Sexting, online bullying: teen girls say it happens every day

Online bullying of teenagers creates a sense of despair, as images placed online are there forever.
Online bullying of teenagers creates a sense of despair, as images placed online are there forever.  

Marina, now 25, clearly remembers the first time a friendly online exchange became unwanted sexual suggestions. She was about 13 and swapping messages with someone in an online chat room for kids. "It went very quickly from what books I liked and what I like to do, to how did I look and what he'd like to do to me."

In her later teens, she says, it became "pretty common" for mild flirting to escalate very fast into both demands for intimate pictures or unwanted "dick pics".

"No build-up or flirtation and they're sending you pictures of their dick." 

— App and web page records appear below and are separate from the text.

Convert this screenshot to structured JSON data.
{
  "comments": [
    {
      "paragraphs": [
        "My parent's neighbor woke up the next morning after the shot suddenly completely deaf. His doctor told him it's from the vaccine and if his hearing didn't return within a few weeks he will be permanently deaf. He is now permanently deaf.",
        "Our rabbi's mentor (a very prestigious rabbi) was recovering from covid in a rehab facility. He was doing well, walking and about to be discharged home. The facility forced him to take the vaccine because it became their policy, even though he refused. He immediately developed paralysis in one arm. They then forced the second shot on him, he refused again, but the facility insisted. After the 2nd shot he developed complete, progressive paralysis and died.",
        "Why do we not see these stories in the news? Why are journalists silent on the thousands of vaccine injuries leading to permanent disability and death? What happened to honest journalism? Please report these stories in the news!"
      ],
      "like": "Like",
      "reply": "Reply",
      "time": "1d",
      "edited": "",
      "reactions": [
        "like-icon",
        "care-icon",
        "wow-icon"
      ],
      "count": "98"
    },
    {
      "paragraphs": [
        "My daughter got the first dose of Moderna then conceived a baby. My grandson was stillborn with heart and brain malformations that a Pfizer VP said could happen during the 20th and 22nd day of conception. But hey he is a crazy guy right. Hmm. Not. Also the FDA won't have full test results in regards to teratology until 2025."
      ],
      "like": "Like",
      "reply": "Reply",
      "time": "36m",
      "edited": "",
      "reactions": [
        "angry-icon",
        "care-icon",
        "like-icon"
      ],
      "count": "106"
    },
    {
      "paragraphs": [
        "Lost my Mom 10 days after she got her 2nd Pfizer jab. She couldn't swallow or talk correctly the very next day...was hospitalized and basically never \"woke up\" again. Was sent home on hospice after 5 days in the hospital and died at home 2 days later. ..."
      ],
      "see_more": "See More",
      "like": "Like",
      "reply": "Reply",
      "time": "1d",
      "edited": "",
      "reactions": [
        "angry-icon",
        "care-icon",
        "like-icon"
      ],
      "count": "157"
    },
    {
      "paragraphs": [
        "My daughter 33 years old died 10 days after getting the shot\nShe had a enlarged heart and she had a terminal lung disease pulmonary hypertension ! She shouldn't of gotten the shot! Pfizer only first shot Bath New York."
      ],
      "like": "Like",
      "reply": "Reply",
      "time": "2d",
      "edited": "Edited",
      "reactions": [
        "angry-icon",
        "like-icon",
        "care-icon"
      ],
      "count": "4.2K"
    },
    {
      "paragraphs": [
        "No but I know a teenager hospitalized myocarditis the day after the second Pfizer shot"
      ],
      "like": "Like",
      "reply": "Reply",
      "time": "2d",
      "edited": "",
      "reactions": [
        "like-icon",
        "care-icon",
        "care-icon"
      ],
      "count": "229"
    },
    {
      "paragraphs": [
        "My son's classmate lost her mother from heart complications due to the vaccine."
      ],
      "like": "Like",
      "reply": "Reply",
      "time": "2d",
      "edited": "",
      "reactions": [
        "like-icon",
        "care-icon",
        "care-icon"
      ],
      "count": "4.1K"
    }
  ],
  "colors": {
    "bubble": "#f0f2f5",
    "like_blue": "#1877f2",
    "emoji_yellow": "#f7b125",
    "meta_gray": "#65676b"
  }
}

These days, Marina says, she is better at shutting down unwanted online requests, but as a teenager her response was to feel she should go offline, or hide. She says there is a definite need for schools to talk about what's OK online, and not just in the annual sex education classes, but as a regular part of the curriculum.

"Campaigns like those messages on the back of toilet doors help, and anything that personalises it, like sharing on Facebook when it happens. A lot of guys think, 'I'm nice, I wouldn't do anything to women' but when you talk about your own experiences among a group of friends they do stop and think."

Teenage girls call for action on online harassment

New research has found teenage girls are calling for more action to tackle both online bullying and pressure to share explicit images, with most saying these have become common experiences.

Many also blamed online pornography for negatively impacting on young men's attitudes towards sex, and called for school sex ed programs to include discussion and criticism of pornography.

A recent survey found 70 per cent of girls aged 15 to 19 were often bullied or harassed online and 58 per cent of those interviewed also said girls often received uninvited indecent or sexually explicit material including texts, videos and pornography.


Sexting, or sending intimate pictures of themselves to others, also caused concern, with 51 per cent saying girls were often pressured into sexting, despite most saying it was wrong. More than 80 per cent said it was unacceptable for a boyfriend to ask for a naked photo.

And despite recent public information campaigns and efforts in schools, most girls said they felt much less able to tackle online bullying than they did harassment that occurred outside cyberspace (44 per cent said they did not feel comfortable reporting online harassment).

The survey, commissioned by children's right organisation Plan International Australia and anti violence against women group Our Watch, also asked about 600 teenage girls what they thought would help improve their intimate relationships and feelings of safety. More than a third of those surveyed called for more education on sexuality and respectful relationships.

Plan Australia's deputy chief executive Susanne Legena​ said she was genuinely shocked by the findings, but hoped they would help to start conversations between parents and their children and among teenagers.

"That more than half the girls said they often felt pressured to take sexy photos, despite so many saying this was wrong. The same rules and standards don't seem to apply online as in the offline world."

Ms Legena said the most disturbing aspect of the findings was the sense of resignation by those interviewed, who seemed to understand that such harassment online was wrong, but accepted that it was happening.

"People often don't feel they can do anything to stop this but the key message is that people can do something about it. You can block someone, you can change your privacy settings, you can report it."

Parents need to learn about online bullying

She said it was important for parents who had not grown up with social media to understand that bullying and harassment online included more subtle forms, such as posting photos of events that people were excluded from and so-called revenge porn, where former partners forwarded explicit images that had been meant only for them.

"Rather than a bad night that your friends might tease you about for a while and forget, now these images are there forever. That's what causes this sense of despair. You might not want these images cropping up when you're going for a job or in 10 years time when you're a parent."

Our Watch chief executive Mary Barry said the research had important lessons for educators and parents to talk to their children about relationships, sex, consent and what it meant to cross the line both online and off. She said online bullying could cause young people to have lower self-esteem, not want to go to school and even lead to depression.

Ms Barry said there was a clear need for state governments to further fund comprehensive approaches to Respectful Relationships Education inclusive of online bullying, harassment and the impact of pornography. 

"As part of a whole school approach – which not only provides in-class education, but addresses the school culture, policies and procedures, and promotes gender equity within the staffing body – students will grow into adults who can have relationships that are safe, respectful and equal."